▸ **DATA FOR REVIEW**
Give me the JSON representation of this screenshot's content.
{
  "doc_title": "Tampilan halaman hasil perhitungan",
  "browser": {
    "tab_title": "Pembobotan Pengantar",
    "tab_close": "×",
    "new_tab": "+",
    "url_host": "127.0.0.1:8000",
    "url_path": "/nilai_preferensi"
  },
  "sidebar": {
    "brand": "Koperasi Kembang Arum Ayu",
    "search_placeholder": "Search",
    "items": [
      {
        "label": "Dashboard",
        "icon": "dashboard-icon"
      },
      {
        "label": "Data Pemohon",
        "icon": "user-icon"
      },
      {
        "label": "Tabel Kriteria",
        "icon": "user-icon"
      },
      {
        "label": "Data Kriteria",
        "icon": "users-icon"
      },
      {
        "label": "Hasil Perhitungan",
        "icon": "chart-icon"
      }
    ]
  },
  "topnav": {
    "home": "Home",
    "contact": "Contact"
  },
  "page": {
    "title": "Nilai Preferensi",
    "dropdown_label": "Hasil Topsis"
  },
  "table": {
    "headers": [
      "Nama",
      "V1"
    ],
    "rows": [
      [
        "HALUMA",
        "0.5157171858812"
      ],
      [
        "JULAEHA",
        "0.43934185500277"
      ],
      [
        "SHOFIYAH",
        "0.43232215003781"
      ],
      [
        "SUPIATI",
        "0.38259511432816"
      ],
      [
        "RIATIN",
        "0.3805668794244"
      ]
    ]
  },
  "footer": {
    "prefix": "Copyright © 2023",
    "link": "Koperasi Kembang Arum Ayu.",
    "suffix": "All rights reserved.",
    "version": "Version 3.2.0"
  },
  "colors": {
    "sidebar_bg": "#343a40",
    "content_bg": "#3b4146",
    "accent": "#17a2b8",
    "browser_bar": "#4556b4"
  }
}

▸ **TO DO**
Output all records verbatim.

▸ **FINAL ANSWER**
Give me the JSON representation of this screenshot's content.
{
  "doc_title": "Tampilan halaman hasil perhitungan",
  "browser": {
    "tab_title": "Pembobotan Pengantar",
    "tab_close": "×",
    "new_tab": "+",
    "url_host": "127.0.0.1:8000",
    "url_path": "/nilai_preferensi"
  },
  "sidebar": {
    "brand": "Koperasi Kembang Arum Ayu",
    "search_placeholder": "Search",
    "items": [
      {
        "label": "Dashboard",
        "icon": "dashboard-icon"
      },
      {
        "label": "Data Pemohon",
        "icon": "user-icon"
      },
      {
        "label": "Tabel Kriteria",
        "icon": "user-icon"
      },
      {
        "label": "Data Kriteria",
        "icon": "users-icon"
      },
      {
        "label": "Hasil Perhitungan",
        "icon": "chart-icon"
      }
    ]
  },
  "topnav": {
    "home": "Home",
    "contact": "Contact"
  },
  "page": {
    "title": "Nilai Preferensi",
    "dropdown_label": "Hasil Topsis"
  },
  "table": {
    "headers": [
      "Nama",
      "V1"
    ],
    "rows": [
      [
        "HALUMA",
        "0.5157171858812"
      ],
      [
        "JULAEHA",
        "0.43934185500277"
      ],
      [
        "SHOFIYAH",
        "0.43232215003781"
      ],
      [
        "SUPIATI",
        "0.38259511432816"
      ],
      [
        "RIATIN",
        "0.3805668794244"
      ]
    ]
  },
  "footer": {
    "prefix": "Copyright © 2023",
    "link": "Koperasi Kembang Arum Ayu.",
    "suffix": "All rights reserved.",
    "version": "Version 3.2.0"
  },
  "colors": {
    "sidebar_bg": "#343a40",
    "content_bg": "#3b4146",
    "accent": "#17a2b8",
    "browser_bar": "#4556b4"
  }
}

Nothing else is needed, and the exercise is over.